CBO and the staff of the Joint Committee on Taxation (JCT) have estimated the direct spending and revenue effects of H.R. 6079, the Repeal of Obamacare Act, as passed by the House of Representatives on July 11, 2012. H.R. 6079 would repeal the Affordable Care Act (ACA), with the exception of one subsection that has no budgetary effect. This estimate reflects the spending and revenue projections in CBO’s March 2012 baseline as adjusted to take into account the effects of the recent Supreme Court decision regarding the ACA.
For various reasons discussed in the report, the estimated budgetary effects of repealing the ACA by enacting H.R. 6079 are close to, but not equivalent to, an estimate of the budgetary effects of the ACA with the signs reversed.
Assuming that H.R. 6079 is enacted near the beginning of fiscal year 2013, CBO and JCT estimate that, on balance, the direct spending and revenue effects of enacting that legislation would cause a net increase in federal budget deficits of $109 billion over the 2013–2022 period. Specifically, we estimate that H.R. 6079 would reduce direct spending by $890 billion and reduce revenues by $1 trillion between 2013 and 2022, thus adding $109 billion to federal budget deficits over that period.
Deficits would be increased under H.R. 6079 because the net savings from eliminating the insurance coverage provisions would be more than offset by the combination of other spending increases and revenue reductions:
In addition to those effects on direct spending and revenues, by CBO’s estimates, repeal of the ACA would reduce the need for appropriations to the Internal Revenue Service by between $5 billion and $10 billion over 10 years. Repealing the ACA would also reduce the need for appropriations to the Department of Health and Human Services by between $5 billion and $10 billion over 10 years, CBO estimates. Such savings might be reflected in reductions in total discretionary spending, or they might free up room for additional spending for other purposes under the caps on discretionary appropriations that were established by the Budget Control Act of 2011. H.R. 6079 would also repeal a number of authorizations for appropriations, which, if left in place, might or might not result in additional appropriations.

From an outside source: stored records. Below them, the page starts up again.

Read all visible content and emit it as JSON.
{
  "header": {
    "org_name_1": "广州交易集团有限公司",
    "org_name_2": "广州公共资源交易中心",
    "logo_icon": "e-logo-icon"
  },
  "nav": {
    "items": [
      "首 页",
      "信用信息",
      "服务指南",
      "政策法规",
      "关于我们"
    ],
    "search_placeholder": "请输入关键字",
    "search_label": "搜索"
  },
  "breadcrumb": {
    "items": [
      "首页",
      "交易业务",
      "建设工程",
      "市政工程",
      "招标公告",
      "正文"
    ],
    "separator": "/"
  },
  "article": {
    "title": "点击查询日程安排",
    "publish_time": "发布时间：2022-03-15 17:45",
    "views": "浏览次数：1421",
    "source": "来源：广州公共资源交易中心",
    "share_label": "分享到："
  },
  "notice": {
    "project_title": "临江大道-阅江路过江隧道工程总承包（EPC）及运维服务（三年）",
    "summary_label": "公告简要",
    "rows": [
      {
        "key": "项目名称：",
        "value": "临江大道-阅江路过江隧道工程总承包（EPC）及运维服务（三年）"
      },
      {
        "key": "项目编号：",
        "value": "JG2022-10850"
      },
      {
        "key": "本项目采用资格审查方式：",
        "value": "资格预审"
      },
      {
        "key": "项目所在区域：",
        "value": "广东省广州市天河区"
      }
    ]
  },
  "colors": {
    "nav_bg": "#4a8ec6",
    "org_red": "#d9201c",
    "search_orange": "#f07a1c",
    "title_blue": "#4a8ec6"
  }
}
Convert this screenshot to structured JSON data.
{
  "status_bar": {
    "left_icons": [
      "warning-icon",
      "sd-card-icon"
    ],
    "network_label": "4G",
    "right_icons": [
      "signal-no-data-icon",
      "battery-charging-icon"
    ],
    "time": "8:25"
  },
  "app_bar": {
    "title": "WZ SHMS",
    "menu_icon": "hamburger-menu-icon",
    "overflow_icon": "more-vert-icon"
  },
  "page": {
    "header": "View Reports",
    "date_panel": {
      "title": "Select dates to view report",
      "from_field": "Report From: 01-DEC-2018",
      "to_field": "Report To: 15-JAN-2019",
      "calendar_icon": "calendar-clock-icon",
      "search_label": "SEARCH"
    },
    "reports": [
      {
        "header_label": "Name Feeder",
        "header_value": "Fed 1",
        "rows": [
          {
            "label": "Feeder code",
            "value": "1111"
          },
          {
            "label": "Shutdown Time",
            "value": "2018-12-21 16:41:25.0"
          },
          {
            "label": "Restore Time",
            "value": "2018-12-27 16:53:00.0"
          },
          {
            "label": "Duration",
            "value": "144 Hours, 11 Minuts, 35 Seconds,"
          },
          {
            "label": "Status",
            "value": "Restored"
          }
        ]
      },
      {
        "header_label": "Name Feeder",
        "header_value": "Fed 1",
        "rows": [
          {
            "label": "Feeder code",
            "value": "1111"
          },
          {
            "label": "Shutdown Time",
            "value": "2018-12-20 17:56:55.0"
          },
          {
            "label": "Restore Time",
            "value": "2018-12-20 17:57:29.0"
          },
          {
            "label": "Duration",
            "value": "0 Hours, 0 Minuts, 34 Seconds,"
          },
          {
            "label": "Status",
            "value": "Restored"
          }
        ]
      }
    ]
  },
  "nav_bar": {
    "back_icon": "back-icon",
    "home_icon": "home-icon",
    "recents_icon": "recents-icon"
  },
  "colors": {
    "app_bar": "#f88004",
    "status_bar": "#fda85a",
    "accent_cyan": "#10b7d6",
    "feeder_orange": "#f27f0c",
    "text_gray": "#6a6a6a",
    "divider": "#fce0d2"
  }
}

Projections of the budgetary impact of H.R. 6079 are quite uncertain because they are based, in large part, on projections of the effects of the ACA, which are themselves highly uncertain. Assessing the effects of making broad changes in the nation’s health care and health insurance systems requires estimates of a broad array of technical, behavioral, and economic factors. Separating the incremental effects of the provisions in the ACA that affect spending for ongoing programs and revenue streams becomes more uncertain as the time since enactment grows. The recent Supreme Court decision that essentially made the expansion of the Medicaid program a state option has also increased the uncertainty of the estimates. However, CBO and JCT, in consultation with outside experts, have devoted a great deal of care and effort to the analysis of health care legislation in the past few years, and the agencies have strived to develop estimates that are in the middle of the distribution of possible outcomes.